Please reproduce, exactly and with nothing added, the line containing "Give me the" and every line after it to the end of the records.

§ §

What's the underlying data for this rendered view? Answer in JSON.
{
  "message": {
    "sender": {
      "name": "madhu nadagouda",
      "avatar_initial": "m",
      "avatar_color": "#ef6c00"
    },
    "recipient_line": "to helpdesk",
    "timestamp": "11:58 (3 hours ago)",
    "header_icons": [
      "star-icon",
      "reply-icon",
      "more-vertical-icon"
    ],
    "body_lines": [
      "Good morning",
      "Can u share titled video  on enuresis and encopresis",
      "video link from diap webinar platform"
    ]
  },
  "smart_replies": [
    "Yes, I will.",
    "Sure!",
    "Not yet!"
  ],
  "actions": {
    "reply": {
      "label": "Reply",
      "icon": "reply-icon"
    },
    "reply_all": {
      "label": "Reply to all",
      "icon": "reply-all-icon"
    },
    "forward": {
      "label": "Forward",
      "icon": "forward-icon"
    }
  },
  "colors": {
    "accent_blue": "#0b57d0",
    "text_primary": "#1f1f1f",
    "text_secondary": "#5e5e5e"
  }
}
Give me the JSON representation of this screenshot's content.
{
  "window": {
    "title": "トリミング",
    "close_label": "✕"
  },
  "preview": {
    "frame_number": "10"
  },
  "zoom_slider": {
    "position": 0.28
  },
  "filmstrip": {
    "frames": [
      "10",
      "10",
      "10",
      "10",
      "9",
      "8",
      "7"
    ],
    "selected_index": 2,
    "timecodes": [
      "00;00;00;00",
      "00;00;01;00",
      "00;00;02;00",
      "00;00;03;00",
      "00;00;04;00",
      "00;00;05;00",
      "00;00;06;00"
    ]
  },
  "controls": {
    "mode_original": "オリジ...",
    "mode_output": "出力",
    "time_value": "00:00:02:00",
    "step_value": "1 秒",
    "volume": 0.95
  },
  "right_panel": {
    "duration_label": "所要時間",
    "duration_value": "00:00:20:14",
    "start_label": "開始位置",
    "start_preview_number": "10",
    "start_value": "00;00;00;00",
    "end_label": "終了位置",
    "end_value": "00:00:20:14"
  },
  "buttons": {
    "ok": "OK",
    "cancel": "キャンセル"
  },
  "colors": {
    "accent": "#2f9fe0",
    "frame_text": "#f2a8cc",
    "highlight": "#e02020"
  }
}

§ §

● **Solution to the problem**
Give me the JSON representation of this screenshot's content.
{
  "window": {
    "title": "トリミング",
    "close_label": "✕"
  },
  "preview": {
    "frame_number": "10"
  },
  "zoom_slider": {
    "position": 0.28
  },
  "filmstrip": {
    "frames": [
      "10",
      "10",
      "10",
      "10",
      "9",
      "8",
      "7"
    ],
    "selected_index": 2,
    "timecodes": [
      "00;00;00;00",
      "00;00;01;00",
      "00;00;02;00",
      "00;00;03;00",
      "00;00;04;00",
      "00;00;05;00",
      "00;00;06;00"
    ]
  },
  "controls": {
    "mode_original": "オリジ...",
    "mode_output": "出力",
    "time_value": "00:00:02:00",
    "step_value": "1 秒",
    "volume": 0.95
  },
  "right_panel": {
    "duration_label": "所要時間",
    "duration_value": "00:00:20:14",
    "start_label": "開始位置",
    "start_preview_number": "10",
    "start_value": "00;00;00;00",
    "end_label": "終了位置",
    "end_value": "00:00:20:14"
  },
  "buttons": {
    "ok": "OK",
    "cancel": "キャンセル"
  },
  "colors": {
    "accent": "#2f9fe0",
    "frame_text": "#f2a8cc",
    "highlight": "#e02020"
  }
}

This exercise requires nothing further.